**Task objective:** Where a line of the data holds the word "denominator", copy that line.

━━━ Listed entries

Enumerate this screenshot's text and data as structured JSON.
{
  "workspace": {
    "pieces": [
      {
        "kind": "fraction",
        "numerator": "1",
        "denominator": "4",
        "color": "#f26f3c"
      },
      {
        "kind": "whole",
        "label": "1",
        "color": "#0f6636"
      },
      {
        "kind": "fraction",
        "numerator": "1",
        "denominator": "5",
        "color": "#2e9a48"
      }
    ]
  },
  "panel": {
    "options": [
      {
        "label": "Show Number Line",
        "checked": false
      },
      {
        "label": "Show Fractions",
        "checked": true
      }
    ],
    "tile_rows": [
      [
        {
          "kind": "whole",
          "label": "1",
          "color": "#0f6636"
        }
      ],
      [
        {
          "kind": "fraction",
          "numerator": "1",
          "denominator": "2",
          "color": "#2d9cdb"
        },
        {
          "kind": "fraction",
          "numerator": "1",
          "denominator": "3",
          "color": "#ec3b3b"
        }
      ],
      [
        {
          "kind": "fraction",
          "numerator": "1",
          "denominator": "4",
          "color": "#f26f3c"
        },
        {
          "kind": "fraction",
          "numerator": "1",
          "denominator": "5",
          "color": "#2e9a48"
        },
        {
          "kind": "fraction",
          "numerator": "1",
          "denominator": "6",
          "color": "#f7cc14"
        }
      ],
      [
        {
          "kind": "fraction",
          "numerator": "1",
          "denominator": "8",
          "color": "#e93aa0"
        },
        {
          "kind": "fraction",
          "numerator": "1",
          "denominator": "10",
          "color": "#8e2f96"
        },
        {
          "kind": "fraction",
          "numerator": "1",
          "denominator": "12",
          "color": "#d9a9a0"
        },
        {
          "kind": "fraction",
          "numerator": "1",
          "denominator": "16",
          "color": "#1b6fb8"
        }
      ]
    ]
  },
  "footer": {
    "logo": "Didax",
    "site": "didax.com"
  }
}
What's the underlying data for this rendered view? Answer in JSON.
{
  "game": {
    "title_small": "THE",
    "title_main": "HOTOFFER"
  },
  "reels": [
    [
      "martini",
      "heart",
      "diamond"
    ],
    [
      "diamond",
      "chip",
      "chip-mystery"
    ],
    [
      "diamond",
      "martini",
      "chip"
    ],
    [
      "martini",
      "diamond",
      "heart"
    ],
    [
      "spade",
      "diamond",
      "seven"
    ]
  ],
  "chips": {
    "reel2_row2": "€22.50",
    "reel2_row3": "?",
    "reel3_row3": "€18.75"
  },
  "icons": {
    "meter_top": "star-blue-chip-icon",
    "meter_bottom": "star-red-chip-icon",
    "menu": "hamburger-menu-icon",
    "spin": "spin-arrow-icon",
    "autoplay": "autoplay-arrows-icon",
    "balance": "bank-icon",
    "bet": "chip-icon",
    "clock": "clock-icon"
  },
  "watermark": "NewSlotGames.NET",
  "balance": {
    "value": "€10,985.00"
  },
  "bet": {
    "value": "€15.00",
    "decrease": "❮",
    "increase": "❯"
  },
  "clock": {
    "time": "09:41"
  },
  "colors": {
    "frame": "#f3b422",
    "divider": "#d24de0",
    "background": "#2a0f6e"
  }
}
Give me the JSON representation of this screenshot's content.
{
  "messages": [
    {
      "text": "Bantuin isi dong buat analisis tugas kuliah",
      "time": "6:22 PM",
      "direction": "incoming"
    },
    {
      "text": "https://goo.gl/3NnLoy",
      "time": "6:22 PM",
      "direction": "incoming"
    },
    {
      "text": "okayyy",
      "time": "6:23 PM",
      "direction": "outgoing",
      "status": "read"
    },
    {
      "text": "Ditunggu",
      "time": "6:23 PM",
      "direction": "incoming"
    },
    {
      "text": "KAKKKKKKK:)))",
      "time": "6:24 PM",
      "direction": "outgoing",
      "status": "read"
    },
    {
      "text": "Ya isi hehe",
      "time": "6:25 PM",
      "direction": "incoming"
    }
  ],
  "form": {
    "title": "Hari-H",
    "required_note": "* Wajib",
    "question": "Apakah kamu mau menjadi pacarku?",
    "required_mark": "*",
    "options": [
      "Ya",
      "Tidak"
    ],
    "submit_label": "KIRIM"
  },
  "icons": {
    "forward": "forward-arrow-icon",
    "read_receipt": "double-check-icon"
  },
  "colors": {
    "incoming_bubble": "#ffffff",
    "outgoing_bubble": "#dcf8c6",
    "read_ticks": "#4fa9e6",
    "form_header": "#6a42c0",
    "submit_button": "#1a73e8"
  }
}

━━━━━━

**Task response:**
        "denominator": "4",
        "denominator": "5",
          "denominator": "2",
          "denominator": "3",
          "denominator": "4",
          "denominator": "5",
          "denominator": "6",
          "denominator": "8",
          "denominator": "10",
          "denominator": "12",
          "denominator": "16",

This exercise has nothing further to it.